A lot of people will do these six sessions in the initial four weeks and then take a break and do integration therapy, just focusing on talk therapy.

Other people will work weekly with the ketamine, staying with the low-dose lozenge to create “processing space,” and that is enough of a catalyst to do some of what Salerno calls “the deeper attachment work.” 

“So there are a lot of different ways that we use it,” Salerno explains. “And it's really the intuition of the clinician, the client, and then also the medical provider who oversees the treatment.” Salerno describes a process where the clinician and the medical provider work with the client to form a treatment team. “It's very collaborative and communicative and safe. We’re just trying to work individually with each client to see what works best.”

I ask Salerno if he’s tried ketamine himself. He has.

“I think it's important and valuable for a psychedelic therapist to have their own experience with the medicines. Mainly because people will be curious or afraid and any bit of orientation you can give someone helps. You really want to help them feel relaxed and safe. Sometimes a bit of self-disclosure around personal work with medicine can help. Do I think it's a requirement? I don't know. Not necessarily.” 

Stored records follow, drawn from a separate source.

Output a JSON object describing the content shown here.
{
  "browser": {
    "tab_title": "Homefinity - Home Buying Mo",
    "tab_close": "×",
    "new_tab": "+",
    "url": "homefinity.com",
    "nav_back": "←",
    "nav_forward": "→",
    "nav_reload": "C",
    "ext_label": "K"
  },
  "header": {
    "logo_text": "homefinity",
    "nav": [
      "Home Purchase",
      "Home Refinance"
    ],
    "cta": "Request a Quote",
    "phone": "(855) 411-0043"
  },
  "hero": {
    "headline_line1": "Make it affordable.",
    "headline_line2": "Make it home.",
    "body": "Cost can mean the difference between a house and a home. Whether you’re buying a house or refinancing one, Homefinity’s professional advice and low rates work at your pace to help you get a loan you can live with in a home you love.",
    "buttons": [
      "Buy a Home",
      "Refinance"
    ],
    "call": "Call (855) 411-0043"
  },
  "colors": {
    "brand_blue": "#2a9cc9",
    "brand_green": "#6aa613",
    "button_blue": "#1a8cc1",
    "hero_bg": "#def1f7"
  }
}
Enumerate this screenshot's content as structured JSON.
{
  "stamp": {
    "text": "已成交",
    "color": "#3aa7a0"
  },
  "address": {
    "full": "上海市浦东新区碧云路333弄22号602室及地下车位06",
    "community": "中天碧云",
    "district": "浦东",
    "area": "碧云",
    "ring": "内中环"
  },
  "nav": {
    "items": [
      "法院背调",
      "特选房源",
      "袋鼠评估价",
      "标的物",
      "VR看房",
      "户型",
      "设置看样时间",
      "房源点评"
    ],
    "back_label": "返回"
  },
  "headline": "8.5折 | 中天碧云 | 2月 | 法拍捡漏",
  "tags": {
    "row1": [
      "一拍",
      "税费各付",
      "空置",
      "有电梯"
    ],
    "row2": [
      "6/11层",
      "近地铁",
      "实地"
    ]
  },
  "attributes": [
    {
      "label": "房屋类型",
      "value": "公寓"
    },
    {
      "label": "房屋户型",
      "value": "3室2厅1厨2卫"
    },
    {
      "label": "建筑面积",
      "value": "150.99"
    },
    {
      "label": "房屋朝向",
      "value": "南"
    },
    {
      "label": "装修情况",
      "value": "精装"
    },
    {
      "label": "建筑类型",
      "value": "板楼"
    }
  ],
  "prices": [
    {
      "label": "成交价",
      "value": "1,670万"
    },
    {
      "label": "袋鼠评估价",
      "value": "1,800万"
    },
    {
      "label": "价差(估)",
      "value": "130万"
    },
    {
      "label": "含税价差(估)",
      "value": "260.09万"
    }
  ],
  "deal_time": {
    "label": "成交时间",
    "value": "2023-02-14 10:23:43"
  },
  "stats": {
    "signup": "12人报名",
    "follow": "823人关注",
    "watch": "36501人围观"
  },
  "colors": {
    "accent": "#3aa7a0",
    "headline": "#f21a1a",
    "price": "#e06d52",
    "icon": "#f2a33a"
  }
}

Salerno doesn’t want to worship ketamine like it’s the missing piece to addiction counseling. “It's just pointing to the idea that psychedelic medicines in general — psilocybin, MDMA, LSD, ayahuasca — potentially have a lot of benefits to bring to the addiction world. Instead of using substances to check-out, we use them to check-in and move towards the discomfort. We are turning addiction on its head.”

Ketamine is well known to the medical community. It’s been used as an intravenous anesthetic since 1970. Since it’s legal and routinely prescribed by doctors, ketamine is easily adapted to therapy by trained clinicians. But Salerno believes ketamine is just one example showing us the potential benefit of using psychedelic medicines in combination with psychotherapy. 

“My hope and my dream is that, as we do more research and learn more about all these other substances and their long-term impact, that more people who are experiencing addiction and pursuing recovery will have the option of utilizing some kind of psychedelic medicine in combination with psychotherapy — and a thank you to everyone who's doing research to take us in that direction.”

Salerno has spent many years on the front lines of the battle with addiction, and sees the problem is only getting worse.

“If we don't figure out way more creative models for working with addiction, and if we don't explore this idea of how we heal the deeper parts of addiction, we're doing a disservice to the individuals, the families and the culture,” Salerno says. “We’re losing magical people.”

For more information, visit Craig Salerno's website.